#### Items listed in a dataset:
....................

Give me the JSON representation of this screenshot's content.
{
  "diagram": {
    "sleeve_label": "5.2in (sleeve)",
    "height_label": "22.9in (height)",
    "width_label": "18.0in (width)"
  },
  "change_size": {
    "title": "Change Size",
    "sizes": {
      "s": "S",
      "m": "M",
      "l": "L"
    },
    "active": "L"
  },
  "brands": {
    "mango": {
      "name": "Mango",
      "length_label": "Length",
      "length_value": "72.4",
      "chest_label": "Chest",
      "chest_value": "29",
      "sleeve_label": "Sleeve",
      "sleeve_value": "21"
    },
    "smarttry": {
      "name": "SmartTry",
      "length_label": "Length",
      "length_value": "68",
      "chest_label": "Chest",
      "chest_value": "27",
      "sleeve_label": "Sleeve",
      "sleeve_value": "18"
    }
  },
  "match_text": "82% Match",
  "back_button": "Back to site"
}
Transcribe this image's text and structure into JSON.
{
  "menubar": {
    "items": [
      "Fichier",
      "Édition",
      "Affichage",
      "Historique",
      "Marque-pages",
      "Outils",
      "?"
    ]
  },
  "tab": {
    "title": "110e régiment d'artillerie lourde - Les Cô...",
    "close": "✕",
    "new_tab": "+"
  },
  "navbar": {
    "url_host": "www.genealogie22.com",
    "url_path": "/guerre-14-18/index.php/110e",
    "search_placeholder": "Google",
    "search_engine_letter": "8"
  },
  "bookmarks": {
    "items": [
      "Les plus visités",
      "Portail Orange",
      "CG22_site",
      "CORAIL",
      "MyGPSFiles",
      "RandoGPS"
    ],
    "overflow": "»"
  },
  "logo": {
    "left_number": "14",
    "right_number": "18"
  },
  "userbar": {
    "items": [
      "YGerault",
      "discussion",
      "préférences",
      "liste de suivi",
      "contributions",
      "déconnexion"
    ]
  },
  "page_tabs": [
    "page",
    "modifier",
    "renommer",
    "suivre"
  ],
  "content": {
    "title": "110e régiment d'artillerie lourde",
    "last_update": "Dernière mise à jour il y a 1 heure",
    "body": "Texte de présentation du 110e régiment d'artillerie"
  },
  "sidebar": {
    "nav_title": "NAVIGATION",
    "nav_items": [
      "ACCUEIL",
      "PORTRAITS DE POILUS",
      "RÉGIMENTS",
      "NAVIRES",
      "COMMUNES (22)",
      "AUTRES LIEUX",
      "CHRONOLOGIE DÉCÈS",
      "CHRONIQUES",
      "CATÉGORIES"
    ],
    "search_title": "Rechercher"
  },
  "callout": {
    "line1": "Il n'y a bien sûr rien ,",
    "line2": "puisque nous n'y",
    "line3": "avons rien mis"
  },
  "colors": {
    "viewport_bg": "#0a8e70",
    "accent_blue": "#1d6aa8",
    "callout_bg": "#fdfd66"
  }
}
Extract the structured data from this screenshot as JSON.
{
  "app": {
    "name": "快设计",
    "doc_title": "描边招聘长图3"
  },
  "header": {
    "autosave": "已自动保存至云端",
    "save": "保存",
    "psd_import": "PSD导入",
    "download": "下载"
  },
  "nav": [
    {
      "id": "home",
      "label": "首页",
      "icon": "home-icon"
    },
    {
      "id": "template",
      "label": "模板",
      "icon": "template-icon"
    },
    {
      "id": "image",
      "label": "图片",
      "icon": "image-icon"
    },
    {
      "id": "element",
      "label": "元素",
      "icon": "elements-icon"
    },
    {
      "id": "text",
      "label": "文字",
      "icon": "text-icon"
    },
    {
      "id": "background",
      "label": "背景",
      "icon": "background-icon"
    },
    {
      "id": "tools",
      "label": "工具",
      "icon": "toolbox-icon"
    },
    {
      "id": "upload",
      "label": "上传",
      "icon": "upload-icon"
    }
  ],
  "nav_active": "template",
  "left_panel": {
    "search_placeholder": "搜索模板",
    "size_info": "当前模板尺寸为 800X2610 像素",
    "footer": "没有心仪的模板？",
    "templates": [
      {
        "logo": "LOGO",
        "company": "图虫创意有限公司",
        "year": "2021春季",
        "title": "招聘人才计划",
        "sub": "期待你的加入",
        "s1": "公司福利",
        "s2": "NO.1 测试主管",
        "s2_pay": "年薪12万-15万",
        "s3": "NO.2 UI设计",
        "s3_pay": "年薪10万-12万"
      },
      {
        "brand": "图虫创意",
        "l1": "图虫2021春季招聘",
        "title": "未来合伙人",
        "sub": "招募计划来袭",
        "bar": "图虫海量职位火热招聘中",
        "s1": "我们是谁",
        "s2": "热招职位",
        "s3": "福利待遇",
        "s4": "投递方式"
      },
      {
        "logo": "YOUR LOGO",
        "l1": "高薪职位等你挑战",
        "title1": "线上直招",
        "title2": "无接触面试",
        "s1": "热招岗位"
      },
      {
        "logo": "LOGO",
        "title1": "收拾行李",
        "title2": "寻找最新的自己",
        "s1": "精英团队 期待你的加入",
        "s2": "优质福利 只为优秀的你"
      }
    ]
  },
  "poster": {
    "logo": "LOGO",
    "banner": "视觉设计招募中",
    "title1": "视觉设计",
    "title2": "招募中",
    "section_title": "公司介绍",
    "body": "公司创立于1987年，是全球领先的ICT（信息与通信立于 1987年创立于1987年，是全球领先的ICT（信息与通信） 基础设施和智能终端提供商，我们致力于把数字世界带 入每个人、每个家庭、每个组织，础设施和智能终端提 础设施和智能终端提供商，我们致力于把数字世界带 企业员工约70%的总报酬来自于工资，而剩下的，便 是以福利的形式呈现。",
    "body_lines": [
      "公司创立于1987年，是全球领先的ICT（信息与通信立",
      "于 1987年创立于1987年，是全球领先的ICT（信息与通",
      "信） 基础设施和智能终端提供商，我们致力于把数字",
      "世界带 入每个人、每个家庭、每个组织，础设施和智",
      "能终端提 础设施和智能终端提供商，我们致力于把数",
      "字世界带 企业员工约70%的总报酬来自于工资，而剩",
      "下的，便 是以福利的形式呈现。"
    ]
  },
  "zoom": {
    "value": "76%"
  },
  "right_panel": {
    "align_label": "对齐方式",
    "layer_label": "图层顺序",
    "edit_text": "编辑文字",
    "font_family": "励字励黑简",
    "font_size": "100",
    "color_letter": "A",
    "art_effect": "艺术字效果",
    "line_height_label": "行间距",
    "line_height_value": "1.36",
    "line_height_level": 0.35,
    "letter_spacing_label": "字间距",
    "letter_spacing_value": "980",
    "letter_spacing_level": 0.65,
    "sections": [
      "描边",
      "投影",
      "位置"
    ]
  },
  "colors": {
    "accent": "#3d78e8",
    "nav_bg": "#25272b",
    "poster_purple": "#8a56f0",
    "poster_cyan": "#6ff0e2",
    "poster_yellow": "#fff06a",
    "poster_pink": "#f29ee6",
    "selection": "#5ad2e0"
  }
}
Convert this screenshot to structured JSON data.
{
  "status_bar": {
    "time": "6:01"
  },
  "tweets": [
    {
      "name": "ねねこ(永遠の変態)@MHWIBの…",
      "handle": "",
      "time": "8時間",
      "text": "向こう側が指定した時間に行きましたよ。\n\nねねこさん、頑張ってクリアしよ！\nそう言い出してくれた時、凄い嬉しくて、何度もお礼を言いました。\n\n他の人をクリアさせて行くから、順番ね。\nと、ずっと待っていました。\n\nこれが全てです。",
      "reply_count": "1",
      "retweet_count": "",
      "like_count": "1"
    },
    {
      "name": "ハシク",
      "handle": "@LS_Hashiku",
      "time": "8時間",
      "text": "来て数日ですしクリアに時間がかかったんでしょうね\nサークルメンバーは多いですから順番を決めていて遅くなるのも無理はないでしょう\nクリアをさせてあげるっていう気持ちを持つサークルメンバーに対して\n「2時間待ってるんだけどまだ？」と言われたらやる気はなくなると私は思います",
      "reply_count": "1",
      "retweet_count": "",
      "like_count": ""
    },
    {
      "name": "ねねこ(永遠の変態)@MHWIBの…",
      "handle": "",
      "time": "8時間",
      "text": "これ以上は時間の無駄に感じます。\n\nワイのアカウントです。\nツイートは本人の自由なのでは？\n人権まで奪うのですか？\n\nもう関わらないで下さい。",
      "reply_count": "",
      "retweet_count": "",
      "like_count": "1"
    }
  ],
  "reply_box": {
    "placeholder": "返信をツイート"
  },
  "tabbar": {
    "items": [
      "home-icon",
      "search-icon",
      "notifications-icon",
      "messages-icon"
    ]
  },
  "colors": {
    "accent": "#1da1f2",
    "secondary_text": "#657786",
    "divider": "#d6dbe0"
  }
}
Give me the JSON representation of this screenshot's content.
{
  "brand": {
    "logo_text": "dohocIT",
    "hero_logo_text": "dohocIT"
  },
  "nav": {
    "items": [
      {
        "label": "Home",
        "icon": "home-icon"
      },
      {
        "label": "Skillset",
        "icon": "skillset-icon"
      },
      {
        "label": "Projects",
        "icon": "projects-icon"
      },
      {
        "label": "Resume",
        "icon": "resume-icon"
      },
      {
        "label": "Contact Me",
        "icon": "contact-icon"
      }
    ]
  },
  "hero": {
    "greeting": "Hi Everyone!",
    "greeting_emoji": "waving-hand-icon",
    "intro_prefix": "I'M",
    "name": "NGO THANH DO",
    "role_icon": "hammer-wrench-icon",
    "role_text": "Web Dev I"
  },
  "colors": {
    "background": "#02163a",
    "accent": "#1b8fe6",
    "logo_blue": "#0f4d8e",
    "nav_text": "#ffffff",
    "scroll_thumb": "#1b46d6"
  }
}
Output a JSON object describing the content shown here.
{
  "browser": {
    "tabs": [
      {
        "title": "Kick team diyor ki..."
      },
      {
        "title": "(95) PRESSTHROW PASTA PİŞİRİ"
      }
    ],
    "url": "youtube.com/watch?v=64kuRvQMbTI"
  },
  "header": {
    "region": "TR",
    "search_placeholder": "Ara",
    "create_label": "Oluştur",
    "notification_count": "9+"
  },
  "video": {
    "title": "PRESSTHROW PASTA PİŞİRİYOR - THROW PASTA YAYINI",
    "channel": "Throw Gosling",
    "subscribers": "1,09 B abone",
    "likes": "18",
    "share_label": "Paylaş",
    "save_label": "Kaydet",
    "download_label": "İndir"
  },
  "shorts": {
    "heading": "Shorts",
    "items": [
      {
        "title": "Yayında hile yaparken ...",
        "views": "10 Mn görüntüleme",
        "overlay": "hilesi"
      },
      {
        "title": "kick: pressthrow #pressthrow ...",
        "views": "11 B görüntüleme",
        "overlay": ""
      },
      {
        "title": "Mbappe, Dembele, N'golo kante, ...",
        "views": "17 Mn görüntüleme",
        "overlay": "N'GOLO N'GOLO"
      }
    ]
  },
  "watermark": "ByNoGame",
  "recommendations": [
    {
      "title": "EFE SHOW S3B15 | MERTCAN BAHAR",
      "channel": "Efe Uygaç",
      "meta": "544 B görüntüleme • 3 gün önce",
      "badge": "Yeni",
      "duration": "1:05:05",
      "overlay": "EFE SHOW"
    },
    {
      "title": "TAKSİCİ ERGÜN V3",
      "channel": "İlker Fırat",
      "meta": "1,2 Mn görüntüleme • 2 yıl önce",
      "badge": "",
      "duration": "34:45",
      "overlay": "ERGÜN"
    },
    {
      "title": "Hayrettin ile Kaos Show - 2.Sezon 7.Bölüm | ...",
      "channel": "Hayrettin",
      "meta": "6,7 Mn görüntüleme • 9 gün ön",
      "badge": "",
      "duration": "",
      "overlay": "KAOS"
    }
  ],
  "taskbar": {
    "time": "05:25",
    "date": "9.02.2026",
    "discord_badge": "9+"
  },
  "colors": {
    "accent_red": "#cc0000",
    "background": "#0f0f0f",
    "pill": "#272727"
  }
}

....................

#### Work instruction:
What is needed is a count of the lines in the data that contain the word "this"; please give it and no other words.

#### Your response:
5